Adolph Gottlieb's Pictographs, created between 1941 and 1952, represent one of the crucial links between European modernism and American abstract expressionism. Yet they are far from a simple bridge between the two movements, for integral to their creation and meaning are traditions of Native American, African and Oceanic art, contemporary theoretical developments of Freud and Jung, and classical ideals such as the painting of the Italian primitivists. In the 1930s, young American artists were struggling to create an independent role for themselves, which for them necessitated a rejection of European art, as well as regional and realist American art. Yet still, Gottlieb was unable to completely ignore the powerful presence of masters Picasso, Mir, Mondrian and especially Klee (see lot 371).

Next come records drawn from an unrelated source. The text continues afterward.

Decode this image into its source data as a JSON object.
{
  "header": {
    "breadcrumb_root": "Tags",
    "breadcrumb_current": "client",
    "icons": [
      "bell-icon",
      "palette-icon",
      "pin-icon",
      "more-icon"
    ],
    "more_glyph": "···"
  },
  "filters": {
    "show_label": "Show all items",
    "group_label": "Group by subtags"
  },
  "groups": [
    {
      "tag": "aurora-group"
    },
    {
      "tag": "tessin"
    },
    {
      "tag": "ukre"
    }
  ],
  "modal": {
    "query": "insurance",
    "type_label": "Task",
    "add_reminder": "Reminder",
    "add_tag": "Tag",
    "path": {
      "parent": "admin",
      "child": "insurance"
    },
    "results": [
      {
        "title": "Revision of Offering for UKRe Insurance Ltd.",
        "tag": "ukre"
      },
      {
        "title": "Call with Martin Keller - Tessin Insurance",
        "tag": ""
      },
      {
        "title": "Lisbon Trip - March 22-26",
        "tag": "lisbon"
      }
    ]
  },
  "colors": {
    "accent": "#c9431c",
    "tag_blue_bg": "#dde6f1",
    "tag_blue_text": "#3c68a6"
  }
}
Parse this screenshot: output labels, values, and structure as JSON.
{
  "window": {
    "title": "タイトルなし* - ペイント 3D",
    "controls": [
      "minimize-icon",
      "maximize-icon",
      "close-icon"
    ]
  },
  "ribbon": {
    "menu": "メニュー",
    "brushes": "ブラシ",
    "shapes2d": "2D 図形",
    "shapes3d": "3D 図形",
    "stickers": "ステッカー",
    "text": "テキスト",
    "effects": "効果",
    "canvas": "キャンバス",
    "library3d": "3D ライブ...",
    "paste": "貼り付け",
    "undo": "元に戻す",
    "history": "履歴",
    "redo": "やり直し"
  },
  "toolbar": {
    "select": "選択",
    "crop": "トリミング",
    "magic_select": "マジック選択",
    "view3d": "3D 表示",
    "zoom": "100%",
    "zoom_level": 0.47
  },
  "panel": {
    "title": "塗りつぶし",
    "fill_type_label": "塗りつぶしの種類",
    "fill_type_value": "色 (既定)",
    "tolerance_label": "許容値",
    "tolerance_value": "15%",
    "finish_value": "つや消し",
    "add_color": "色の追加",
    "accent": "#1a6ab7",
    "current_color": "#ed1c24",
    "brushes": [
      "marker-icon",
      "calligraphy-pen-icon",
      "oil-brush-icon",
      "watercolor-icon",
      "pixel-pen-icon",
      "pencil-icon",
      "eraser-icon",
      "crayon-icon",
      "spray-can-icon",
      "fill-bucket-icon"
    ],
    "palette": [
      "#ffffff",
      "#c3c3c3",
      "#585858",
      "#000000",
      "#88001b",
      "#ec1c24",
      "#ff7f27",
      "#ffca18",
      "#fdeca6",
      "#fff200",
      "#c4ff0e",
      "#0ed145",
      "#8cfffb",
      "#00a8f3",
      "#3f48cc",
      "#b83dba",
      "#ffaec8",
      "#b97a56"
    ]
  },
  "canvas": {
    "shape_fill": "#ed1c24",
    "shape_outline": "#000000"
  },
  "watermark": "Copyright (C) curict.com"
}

The Pictographs were the first clear attempt by any of the New York school artists to explore a basic compositional format within a major related series. These works paired ordered space with a subjective content, a dualism which was ultimately distilled in Gottlieb's later Disc and Burst paintings. The clear, formal structure of the grid provides a balance to the irrational, myth-inspired signs that inhabited it.